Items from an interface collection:
********

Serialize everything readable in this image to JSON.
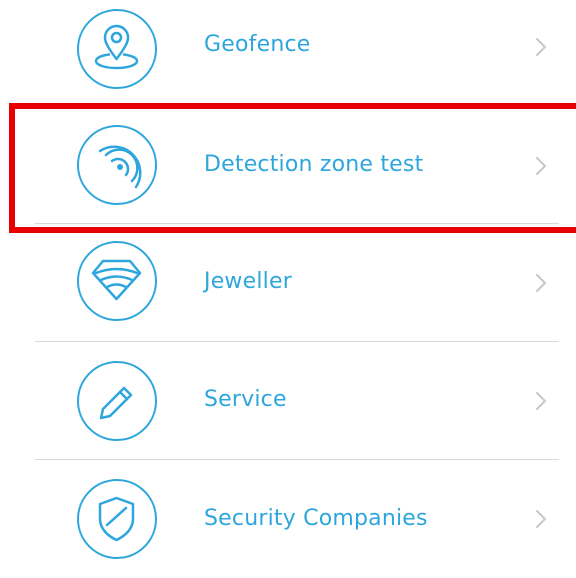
{
  "menu": {
    "items": [
      {
        "label": "Geofence",
        "icon": "location-pin-icon"
      },
      {
        "label": "Detection zone test",
        "icon": "signal-waves-icon"
      },
      {
        "label": "Jeweller",
        "icon": "diamond-wifi-icon"
      },
      {
        "label": "Service",
        "icon": "pencil-icon"
      },
      {
        "label": "Security Companies",
        "icon": "shield-icon"
      }
    ]
  },
  "colors": {
    "accent": "#2ea6dd",
    "highlight": "#e60000",
    "divider": "#d9d9d9",
    "chevron": "#c7c7cc"
  }
}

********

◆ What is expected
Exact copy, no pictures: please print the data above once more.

◆ Answer section
Serialize everything readable in this image to JSON.
{
  "menu": {
    "items": [
      {
        "label": "Geofence",
        "icon": "location-pin-icon"
      },
      {
        "label": "Detection zone test",
        "icon": "signal-waves-icon"
      },
      {
        "label": "Jeweller",
        "icon": "diamond-wifi-icon"
      },
      {
        "label": "Service",
        "icon": "pencil-icon"
      },
      {
        "label": "Security Companies",
        "icon": "shield-icon"
      }
    ]
  },
  "colors": {
    "accent": "#2ea6dd",
    "highlight": "#e60000",
    "divider": "#d9d9d9",
    "chevron": "#c7c7cc"
  }
}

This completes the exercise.